- Lou Anders
- Ginjer Buchanan
- Moshe Feder
- Liz Gorinsky
- Nick Mamatas
- Beth Meacham
- Juliet Ulman
Ginjer Buchanan, long before my time there, worked for the Science Fiction Book Club, which would make me favorably disposed towards her even if there weren't other reasons. (And there are: she's a very smart editor and a great person to talk to at conventions.) Since 1984, she's edited for Ace, and is currently their Senior Executive Editor. In 2010, she edited twenty-three books, including books by fan-favorites Allen Steele, Robert J. Sawyer, Charlaine Harris, Stephen Baxter, S.M. Stirling, Charles Stross, Sharon Shinn, and Jack McDevitt. She's also been nominated in this category the maximum five times without winning.
Moshe Feder is also a SFBC veteran, and I worked with him for several years at the book clubs in the '90s, when he had moved up to edit the Military Book Club. (He had my favorite piece of office decoration ever -- a giant defused WWII-era shell.) Since then, he became an editor at Tor Books in 2000, where he discovered Brandon Sanderson, among others. He only had four books out in 2010, but two of them were from Sanderson and the other two were from Campbell-nominated Dan Wells, so his batting average is immense. This is his first nomination.
Liz Gorinsky also edits for Tor, where she's spent her entire publishing career (since 2003). In 2010, she edited what I think are eight originals and three reprints, including Cherie Priest's Fathom and Mary Robinette Kowal's Shades of Milk and Honey (which I reviewed). She also edits George Mann, A.J. Hartley, Dave Duncan, and Pamela Sargent. This is her second consecutive nomination in this category.
Nick Mamatas is notable enough even for Wikipedia, as an award-winning writer of novels and short stories (including Move Under Ground, which I reviewed) and as the founding editor of Viz's Haikasoru line of translated SF, fantasy and horror from Japan since 2008. Haikasoru published ten books in 2010, including Rocket Girls by Housuke Nojiri and The Next Continent by Issui Ogawa. This is his first nomination.
Beth Meacham has been working in book editing since 1981, and at Tor since 1984. She edited seven books in 2010, including two Xanth novels by Piers Anthony, for which she certainly deserves some kind of award. Other authors include Ken Scholes, Jay Lake, Cecilia Holland, and Trish J. MacGregor. This is her fifth Hugo nomination -- she's been in this category the last two years and the old catch-all "Professional Editor" twice in the early '90s.
And Juliet Ullman is the most interesting case in this category, since she's a freelance editor. (She did spend more than a decade at Bantam, where she edited some of the best-reviewed books in the business. ) In 2010, she edited four books, including Jon Armstrong's Yarn and The Habitation of the Blessed by Catherynne M. Valente.
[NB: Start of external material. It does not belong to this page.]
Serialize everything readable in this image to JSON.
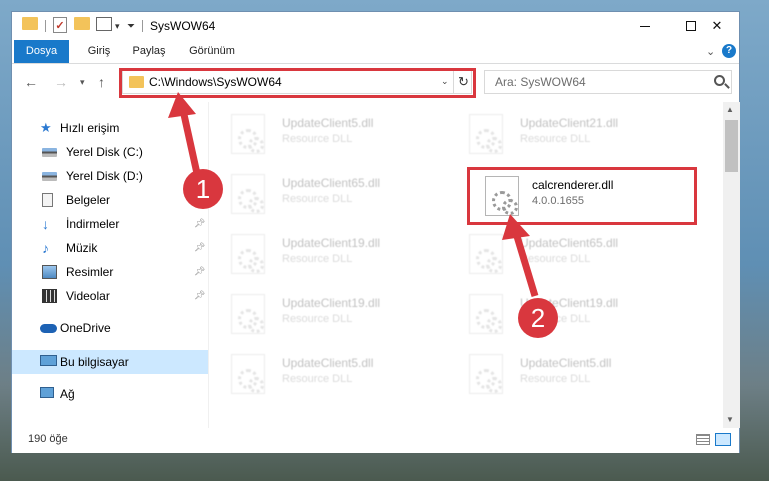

This turned out pretty dry, I'm afraid; I may be entertaining primarily when I dislike things, and I like all of these people and their work. But, if this helps anyone fill out their ballot -- and, especially, to help voters focus on the actual works from the year 2010, as we're all supposed to -- then it'll be worth it.
I will note that the editors of four of the five novel nominees weren't nominated for editing award-quality work -- I believe that would be Anne Groell for the Willis books, Toni Weisskopf for Cryoburn, Devi Pillai for Hundred Thousand Kingdoms, and DongWon Song for Feed. It's less obvious on the short fiction side, where only a few outlets (Subterranean, Clarkesworld, Tor.com, and the anthology Stories edited by Neil Gaiman and Al Sarrantonio) had nominated stories without editor nominations. I may be overly reductionist, but I'd think that "best editor" would be highly congruent with "editor of the best stories."